The awestriking building of the National Museum of Qatar is also located close to the Al Hilal. Created by the French architect Nouvel, the curved disks and rising roofs of the National Museum add a chic touch to the city’s skyline. It is perfect for a weekend visit, and you can appreciate the modern and traditional blend of culture that Doha is so famous for best at this Museum.
Al Hilal is in the centre of an educational, artistic and cultural network, and with a wide range of real estate options overlooking parks and high rising horizons, who could say no to its welcoming streets?
Barwa City is a suburban locality situated on the periphery of Doha. A quiet neighbourhood a little removed from the dust and noise of the commercial capital, Barwa is essentially a low rise locale suitable for families. The nearest supermarket and shopping mall, Safari, is about a fifteen minutes drive from the heart of the neighbourhood, and is well stocked with international brands and cafés, along with bookshops and boutiques. The neighbourhood is well connected to most of Doha, and therefore weekend getaways to the Souq Wakif, Falconry Souq, Corniche or the Pearl are easily accessible.
The neighbourhood is steeped with recreational facilities, the blazing golden sands of the Al Wakrah Beach and it’s adjoining Public Garden is the perfect spot for a quaint family picnic, without the typical crowds of public places in Doha.

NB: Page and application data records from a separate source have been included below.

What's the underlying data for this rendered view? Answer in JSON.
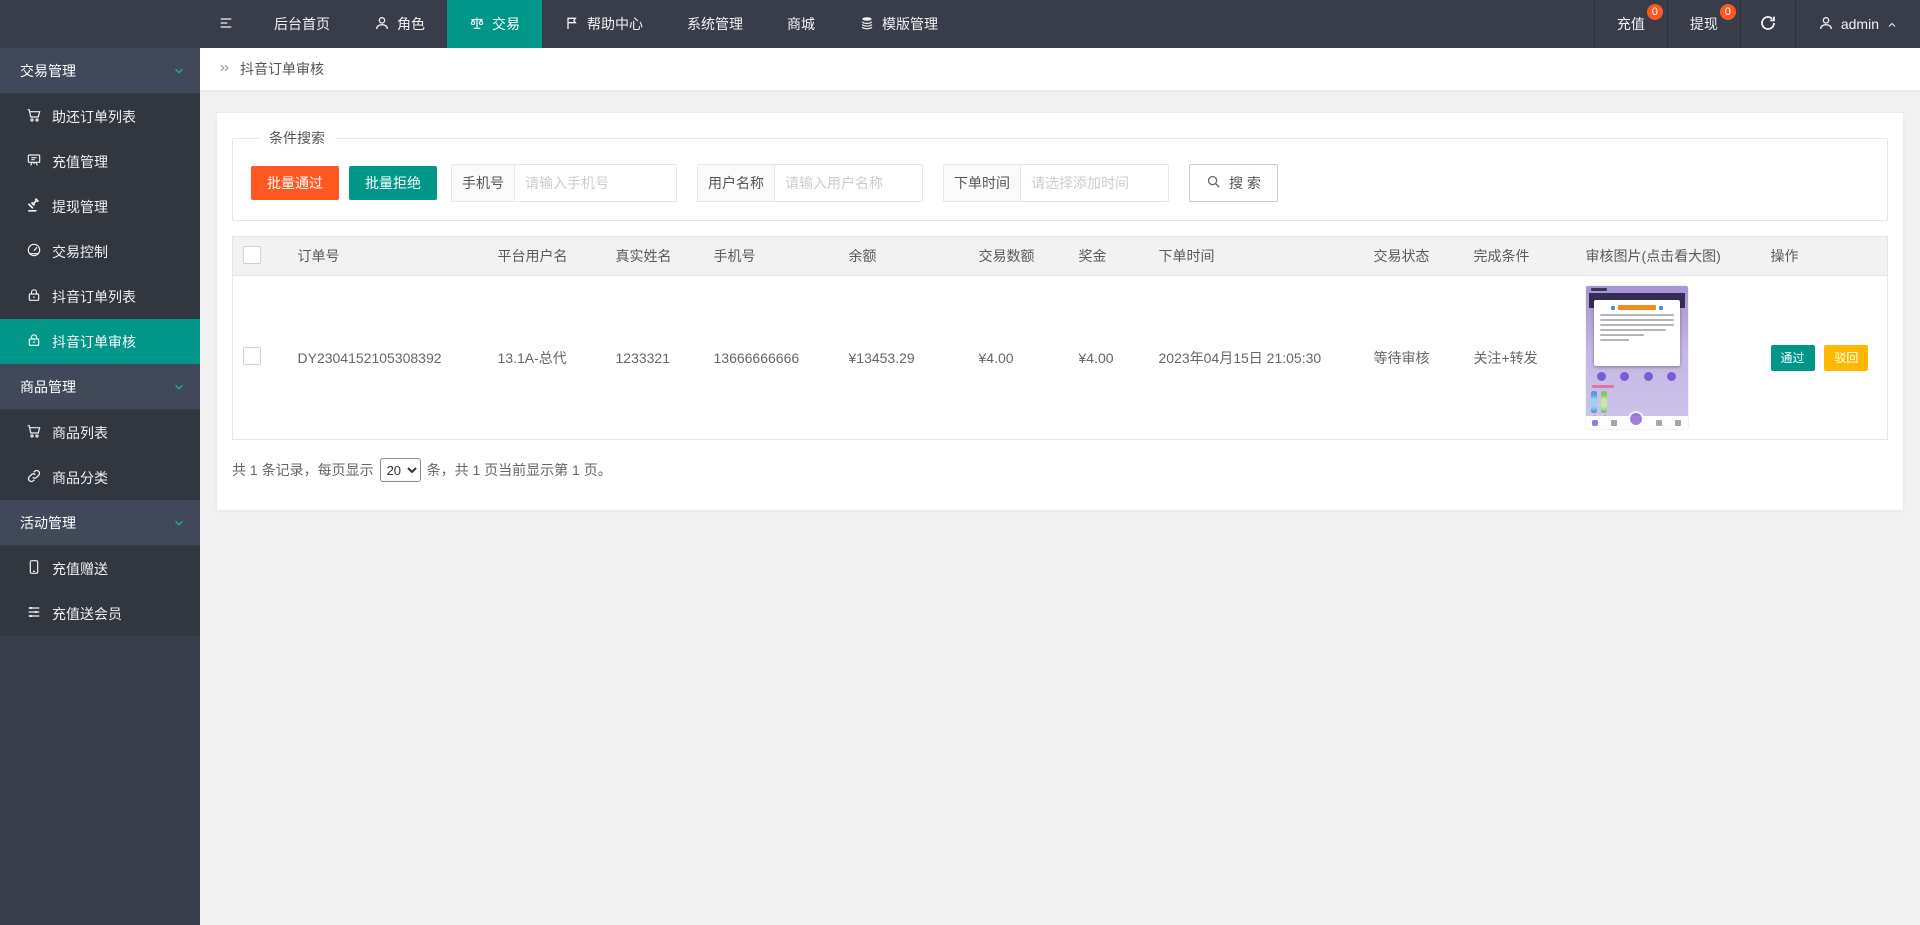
{
  "navbar": {
    "menu": [
      {
        "label": "后台首页"
      },
      {
        "label": "角色"
      },
      {
        "label": "交易"
      },
      {
        "label": "帮助中心"
      },
      {
        "label": "系统管理"
      },
      {
        "label": "商城"
      },
      {
        "label": "模版管理"
      }
    ],
    "recharge_label": "充值",
    "recharge_badge": "0",
    "withdraw_label": "提现",
    "withdraw_badge": "0",
    "username": "admin"
  },
  "sidebar": {
    "groups": [
      {
        "label": "交易管理",
        "items": [
          {
            "label": "助还订单列表"
          },
          {
            "label": "充值管理"
          },
          {
            "label": "提现管理"
          },
          {
            "label": "交易控制"
          },
          {
            "label": "抖音订单列表"
          },
          {
            "label": "抖音订单审核"
          }
        ]
      },
      {
        "label": "商品管理",
        "items": [
          {
            "label": "商品列表"
          },
          {
            "label": "商品分类"
          }
        ]
      },
      {
        "label": "活动管理",
        "items": [
          {
            "label": "充值赠送"
          },
          {
            "label": "充值送会员"
          }
        ]
      }
    ]
  },
  "breadcrumb": {
    "title": "抖音订单审核"
  },
  "search": {
    "legend": "条件搜索",
    "batch_approve": "批量通过",
    "batch_reject": "批量拒绝",
    "phone_label": "手机号",
    "phone_placeholder": "请输入手机号",
    "username_label": "用户名称",
    "username_placeholder": "请输入用户名称",
    "time_label": "下单时间",
    "time_placeholder": "请选择添加时间",
    "search_button": "搜 索"
  },
  "table": {
    "headers": [
      "订单号",
      "平台用户名",
      "真实姓名",
      "手机号",
      "余额",
      "交易数额",
      "奖金",
      "下单时间",
      "交易状态",
      "完成条件",
      "审核图片(点击看大图)",
      "操作"
    ],
    "rows": [
      {
        "order_no": "DY2304152105308392",
        "platform_user": "13.1A-总代",
        "real_name": "1233321",
        "phone": "13666666666",
        "balance": "¥13453.29",
        "amount": "¥4.00",
        "bonus": "¥4.00",
        "order_time": "2023年04月15日 21:05:30",
        "status": "等待审核",
        "condition": "关注+转发",
        "approve_label": "通过",
        "reject_label": "驳回"
      }
    ]
  },
  "pagination": {
    "prefix": "共 1 条记录，每页显示",
    "page_size": "20",
    "suffix": "条，共 1 页当前显示第 1 页。"
  },
  "colors": {
    "accent_teal": "#009688",
    "accent_orange": "#FF5722",
    "accent_yellow": "#FFB800",
    "navbar_bg": "#393D49"
  }
}
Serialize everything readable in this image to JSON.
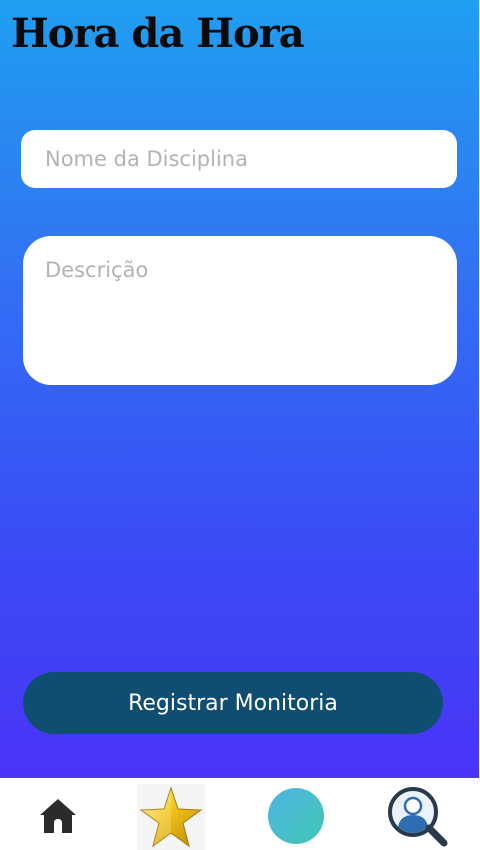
{
  "app": {
    "title": "Hora da Hora"
  },
  "form": {
    "discipline_placeholder": "Nome da Disciplina",
    "description_placeholder": "Descrição",
    "submit_label": "Registrar Monitoria"
  },
  "nav": {
    "items": [
      {
        "icon": "home-icon"
      },
      {
        "icon": "star-icon"
      },
      {
        "icon": "circle-icon"
      },
      {
        "icon": "user-search-icon"
      }
    ]
  },
  "colors": {
    "gradient_top": "#1f9ff0",
    "gradient_bottom": "#4a34f7",
    "button": "#0f4d71",
    "circle_start": "#4fb4e4",
    "circle_end": "#40c7b4"
  }
}
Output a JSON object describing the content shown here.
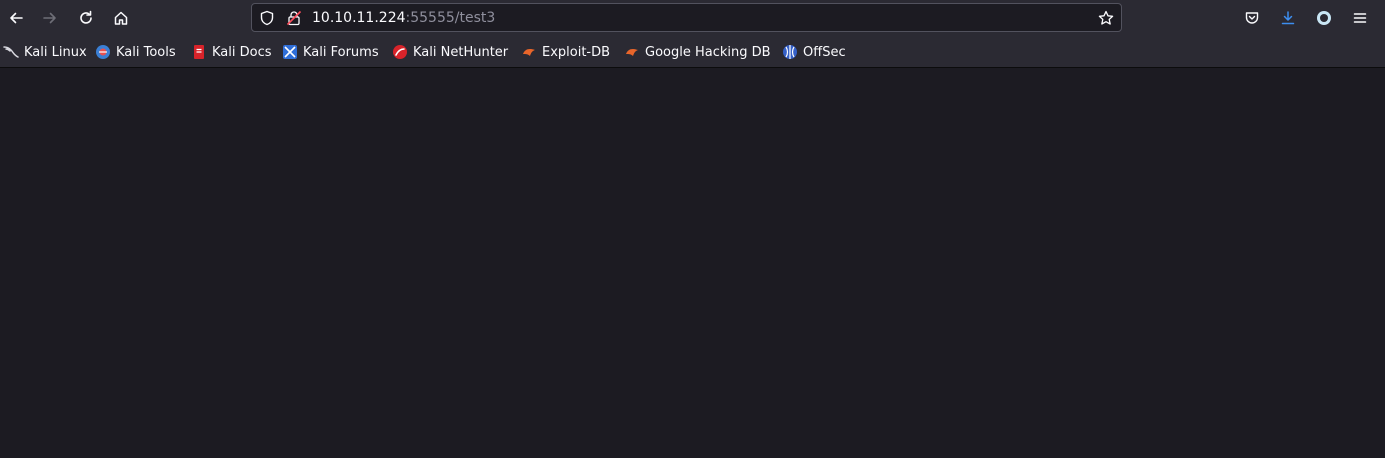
{
  "url": {
    "host": "10.10.11.224",
    "rest": ":55555/test3"
  },
  "bookmarks": [
    {
      "label": "Kali Linux",
      "icon": "kali-dragon-icon"
    },
    {
      "label": "Kali Tools",
      "icon": "kali-tools-icon"
    },
    {
      "label": "Kali Docs",
      "icon": "kali-docs-icon"
    },
    {
      "label": "Kali Forums",
      "icon": "kali-forums-icon"
    },
    {
      "label": "Kali NetHunter",
      "icon": "kali-nethunter-icon"
    },
    {
      "label": "Exploit-DB",
      "icon": "exploit-db-icon"
    },
    {
      "label": "Google Hacking DB",
      "icon": "exploit-db-icon"
    },
    {
      "label": "OffSec",
      "icon": "offsec-icon"
    }
  ],
  "colors": {
    "toolbar": "#2b2a33",
    "content": "#1c1b22",
    "accent": "#0df",
    "download_accent": "#3d8ef0"
  }
}
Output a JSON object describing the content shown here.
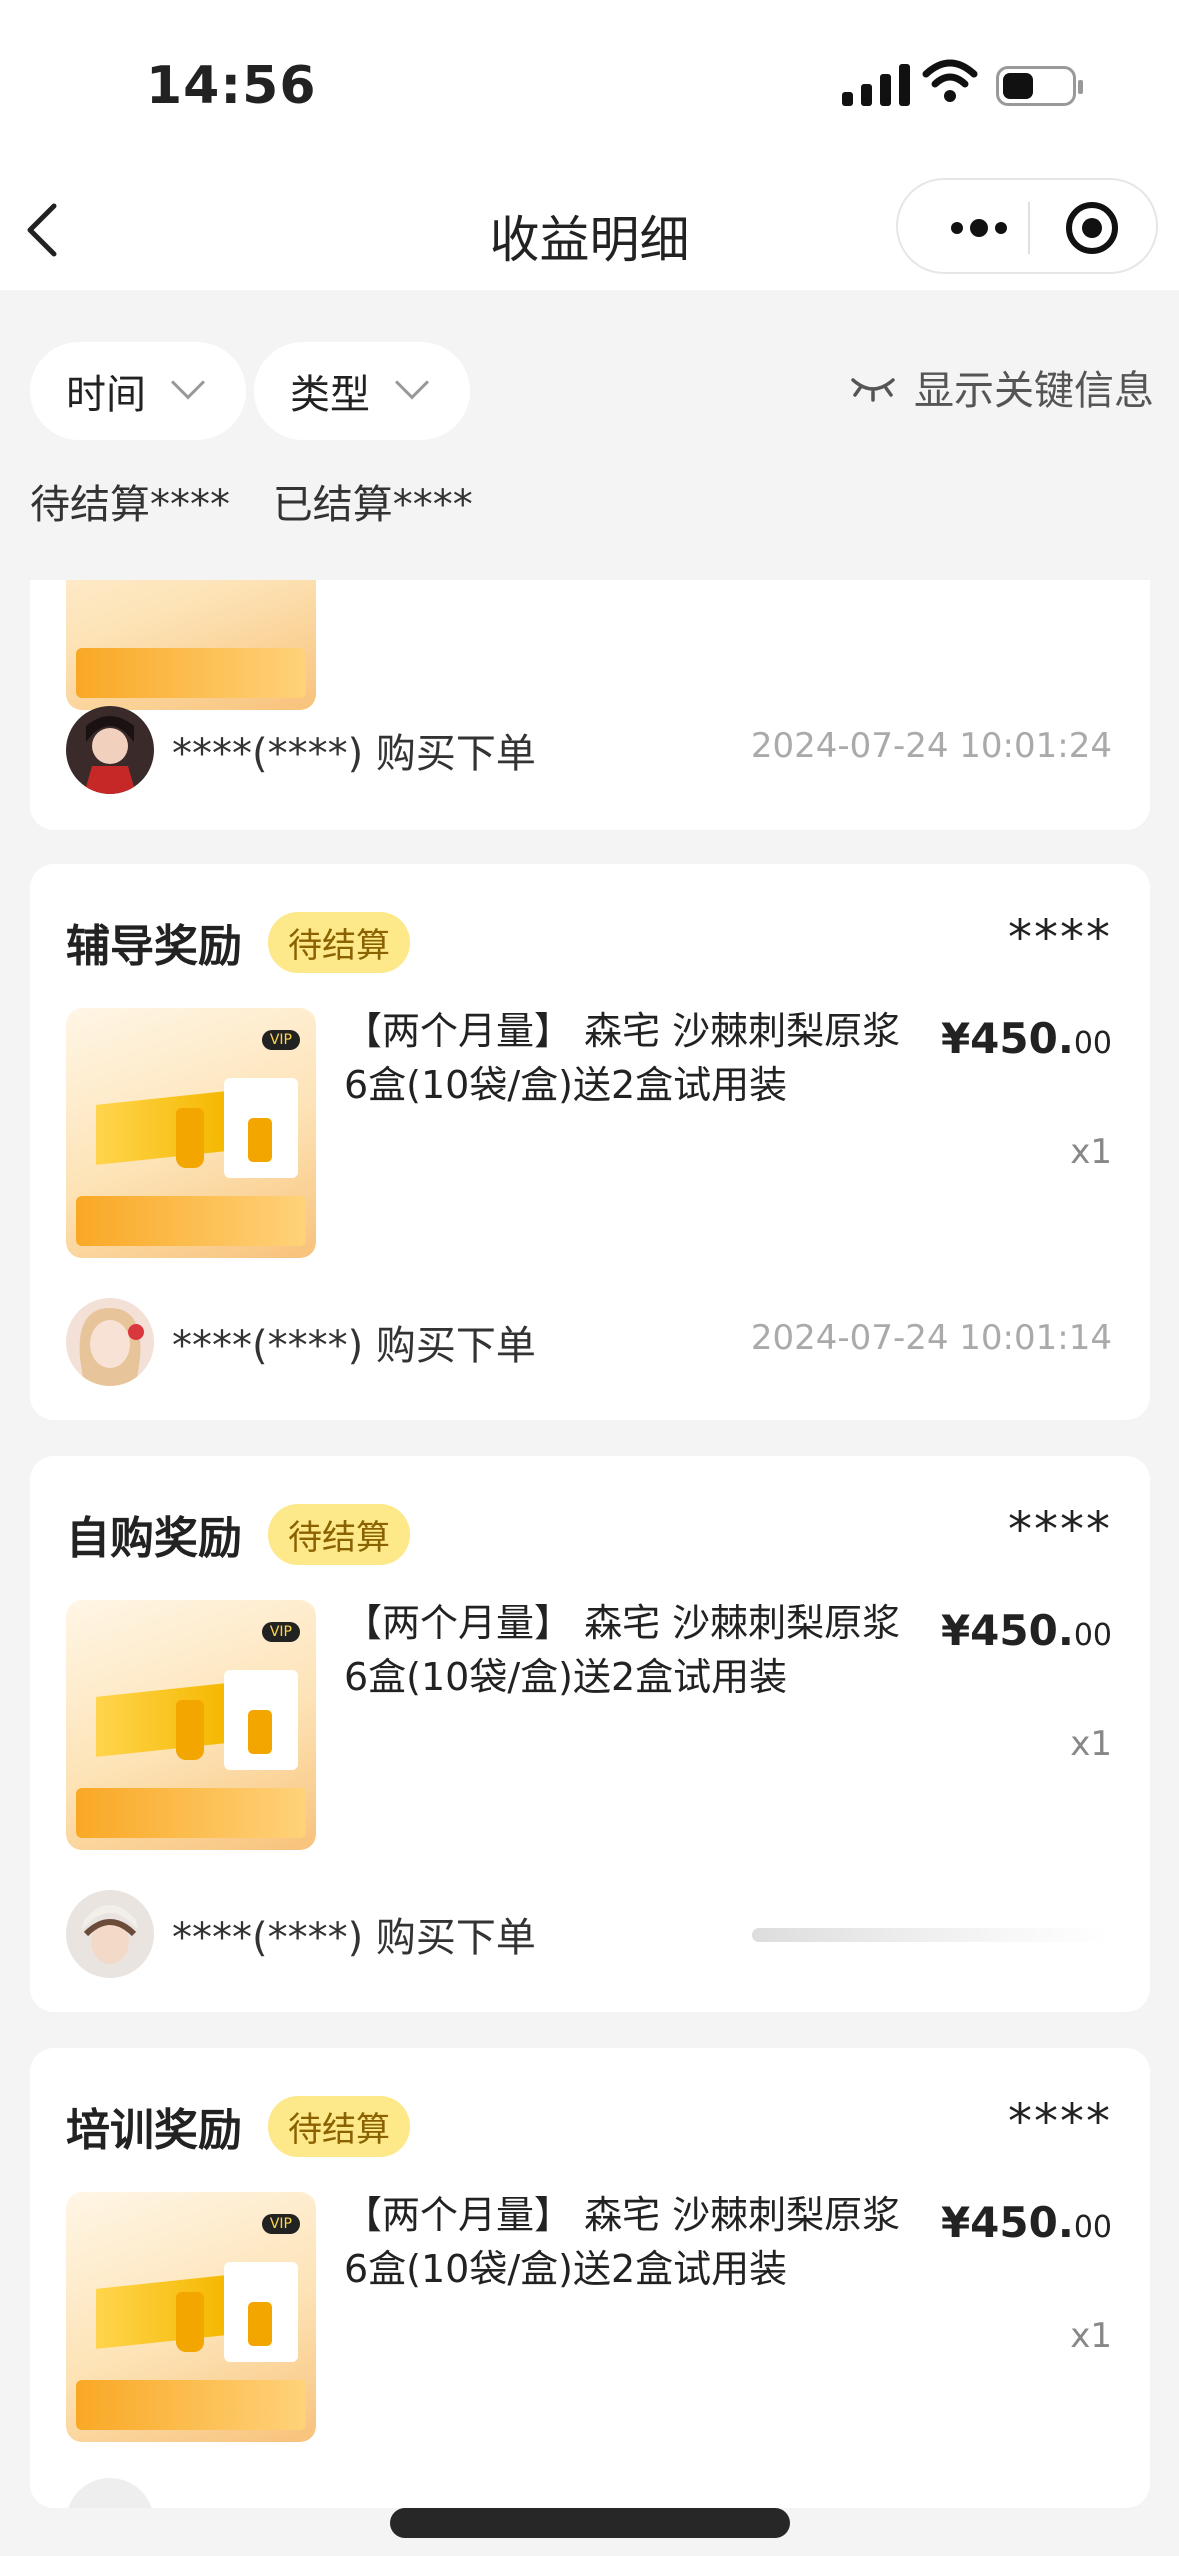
{
  "status_bar": {
    "time": "14:56"
  },
  "nav": {
    "title": "收益明细"
  },
  "filters": {
    "time": "时间",
    "type": "类型"
  },
  "toggle": {
    "label": "显示关键信息"
  },
  "summary": {
    "pending": "待结算****",
    "settled": "已结算****"
  },
  "cards": [
    {
      "buyer": "****(****) 购买下单",
      "timestamp": "2024-07-24 10:01:24"
    },
    {
      "title": "辅导奖励",
      "badge": "待结算",
      "amount": "****",
      "product": "【两个月量】 森宅 沙棘刺梨原浆6盒(10袋/盒)送2盒试用装",
      "price_main": "¥450.",
      "price_cents": "00",
      "qty": "x1",
      "buyer": "****(****) 购买下单",
      "timestamp": "2024-07-24 10:01:14"
    },
    {
      "title": "自购奖励",
      "badge": "待结算",
      "amount": "****",
      "product": "【两个月量】 森宅 沙棘刺梨原浆6盒(10袋/盒)送2盒试用装",
      "price_main": "¥450.",
      "price_cents": "00",
      "qty": "x1",
      "buyer": "****(****) 购买下单"
    },
    {
      "title": "培训奖励",
      "badge": "待结算",
      "amount": "****",
      "product": "【两个月量】 森宅 沙棘刺梨原浆6盒(10袋/盒)送2盒试用装",
      "price_main": "¥450.",
      "price_cents": "00",
      "qty": "x1"
    }
  ],
  "product_image": {
    "vip_tag": "VIP"
  },
  "colors": {
    "badge_bg": "#fde98a",
    "badge_text": "#8a6200",
    "page_bg": "#f4f4f4"
  }
}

If you want a quite home, a sunny porch and a little distance from the hullabaloo of Doha, Barwa City offers the perfect real estate, with traditional style bungalows, penthouses or modern apartments.
Located in the Ad Dawdah municipality, the neighbourhood of Madinat Khalifa is is divided into the Madinat Khalifa North and South, established in the 1970’s by the Emir of Qatar for elite Qatari families.
The neighbourhood is strewn with middle Eastern buildings, with intricate marble, one example of which is the National Traffic Department office, built in the traditional 1920’s style. The locality is surrounded by lush parks on both sides, offering a location to rejuvenate and walk through a hot afternoon. The Al Ghariya Park and the North Khalifa City Park are full of samr plants and other native plants and trees. The Madinat Khalifa is going to be one of the first neighbourhoods to be connected by the underground metro system, making it easily and economically accessible from all main centres of the capital.
The Madinat Khalifa is a posh real estate options, and with the salty air of the Persian Gulf a few miles away, the Mediterranean style villas abundant in the locality and the soft rustling of palm trees, this neighbourhood is the perfect aesthetic suburb you are looking for.